By Adam Rzepka
The Folger Shakespeare Library’s recently launched Digital Anthology of Early Modern English Drama (DA) provides searchable, encoded, digital editions of 403 English plays first staged in London between1576 and 1642. A central task for participants at the Folger’s 2016 summer workshop “Beyond Access: Early Modern Digital Texts in the Classroom” was to devise pedagogical uses for the Digital Anthology. Our team focused on the metadata that the editors of the anthology attached to each play—its chronology, author, printer, publisher, and the theater company that initially staged it—in order to foreground an aspect of these dramas that is crucial yet very difficult to teach at the undergraduate level: the social network in which they took shape, simultaneously, as performances and texts.

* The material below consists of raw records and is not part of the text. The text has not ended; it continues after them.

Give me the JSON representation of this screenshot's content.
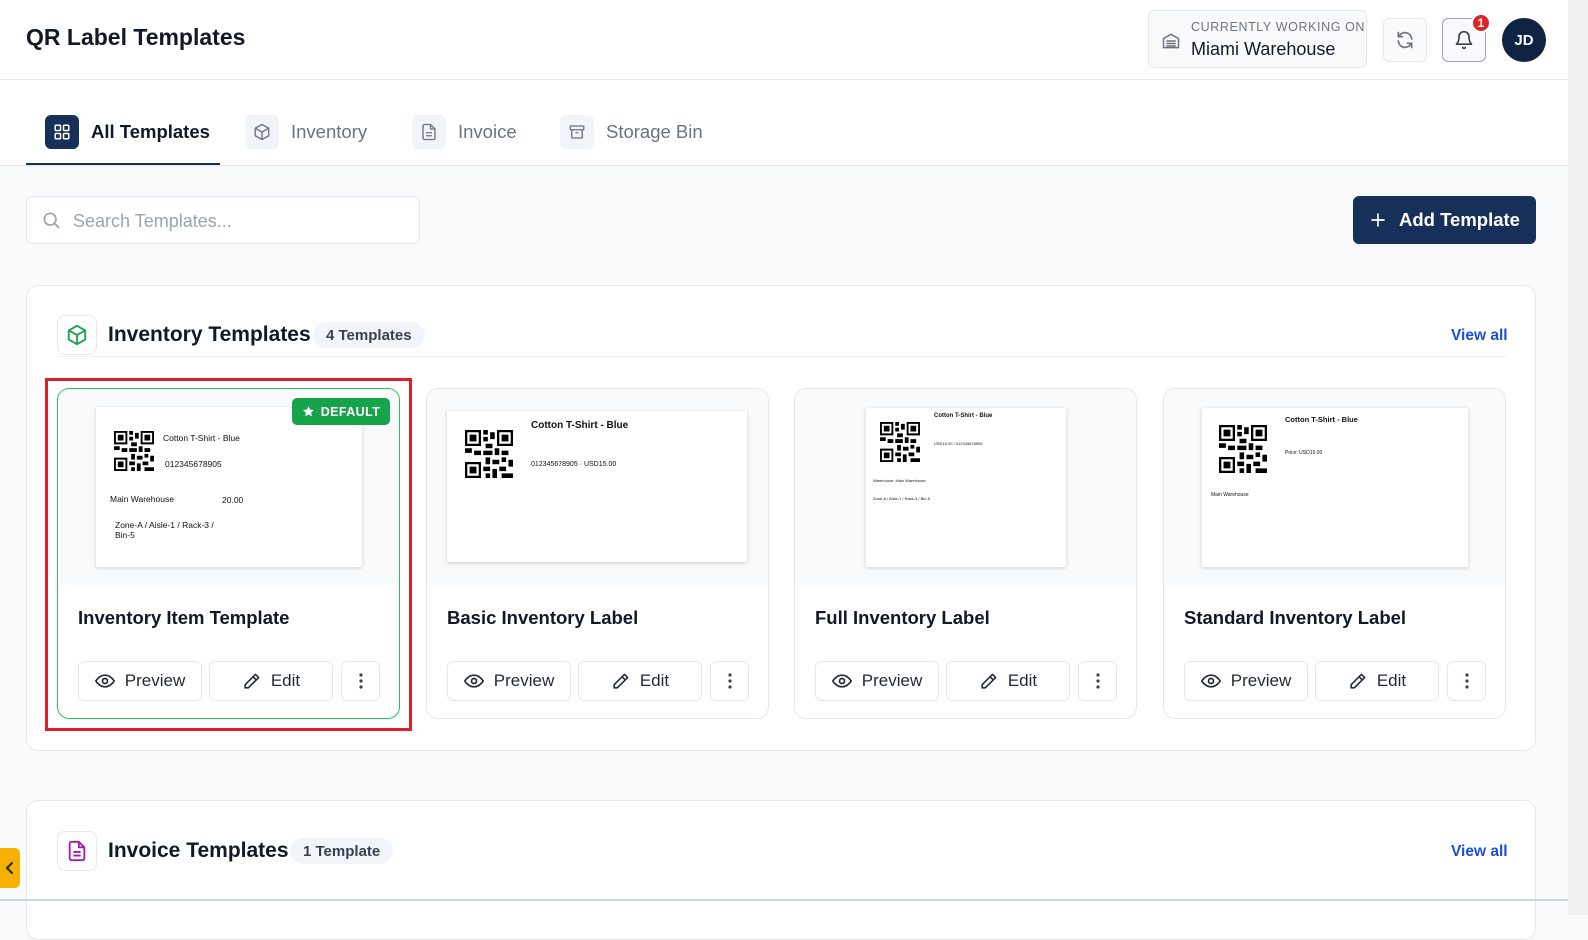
{
  "header": {
    "title": "QR Label Templates",
    "workspace_label": "CURRENTLY WORKING ON",
    "workspace_name": "Miami Warehouse",
    "notification_count": "1",
    "avatar_initials": "JD"
  },
  "tabs": [
    {
      "label": "All Templates",
      "icon": "grid-icon",
      "active": true
    },
    {
      "label": "Inventory",
      "icon": "box-icon",
      "active": false
    },
    {
      "label": "Invoice",
      "icon": "document-icon",
      "active": false
    },
    {
      "label": "Storage Bin",
      "icon": "archive-icon",
      "active": false
    }
  ],
  "search": {
    "placeholder": "Search Templates..."
  },
  "add_button": {
    "label": "Add Template"
  },
  "inventory_section": {
    "title": "Inventory Templates",
    "count": "4 Templates",
    "view_all": "View all",
    "cards": [
      {
        "title": "Inventory Item Template",
        "default_badge": "DEFAULT",
        "preview_name": "Cotton T-Shirt - Blue",
        "preview_sku": "012345678905",
        "preview_warehouse": "Main Warehouse",
        "preview_price": "20.00",
        "preview_location_1": "Zone-A / Aisle-1 / Rack-3 /",
        "preview_location_2": "Bin-5",
        "preview_label": "Preview",
        "edit_label": "Edit"
      },
      {
        "title": "Basic Inventory Label",
        "preview_name": "Cotton T-Shirt - Blue",
        "preview_line": "012345678905 · USD15.00",
        "preview_label": "Preview",
        "edit_label": "Edit"
      },
      {
        "title": "Full Inventory Label",
        "preview_name": "Cotton T-Shirt - Blue",
        "preview_line": "USD15.00 / 012345678905",
        "preview_warehouse": "Warehouse: Main Warehouse",
        "preview_location": "Zone-A / Aisle-1 / Rack-3 / Bin-5",
        "preview_label": "Preview",
        "edit_label": "Edit"
      },
      {
        "title": "Standard Inventory Label",
        "preview_name": "Cotton T-Shirt - Blue",
        "preview_price": "Price: USD15.00",
        "preview_warehouse": "Main Warehouse",
        "preview_label": "Preview",
        "edit_label": "Edit"
      }
    ]
  },
  "invoice_section": {
    "title": "Invoice Templates",
    "count": "1 Template",
    "view_all": "View all"
  },
  "colors": {
    "primary": "#17305a",
    "success": "#16a34a",
    "highlight": "#e11d2a",
    "link": "#1d4ed8",
    "accent_tab": "#f6b100"
  }
}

In this lesson plan, students use metadata about plays in the DA to construct network models linking the producers and performers of play texts. Students conduct research into the communities that their models map, and use this research to draft arguments for in interpretation of the play (whether a printed edition or a staged production) that in some way reflects the way it took shape in those communities.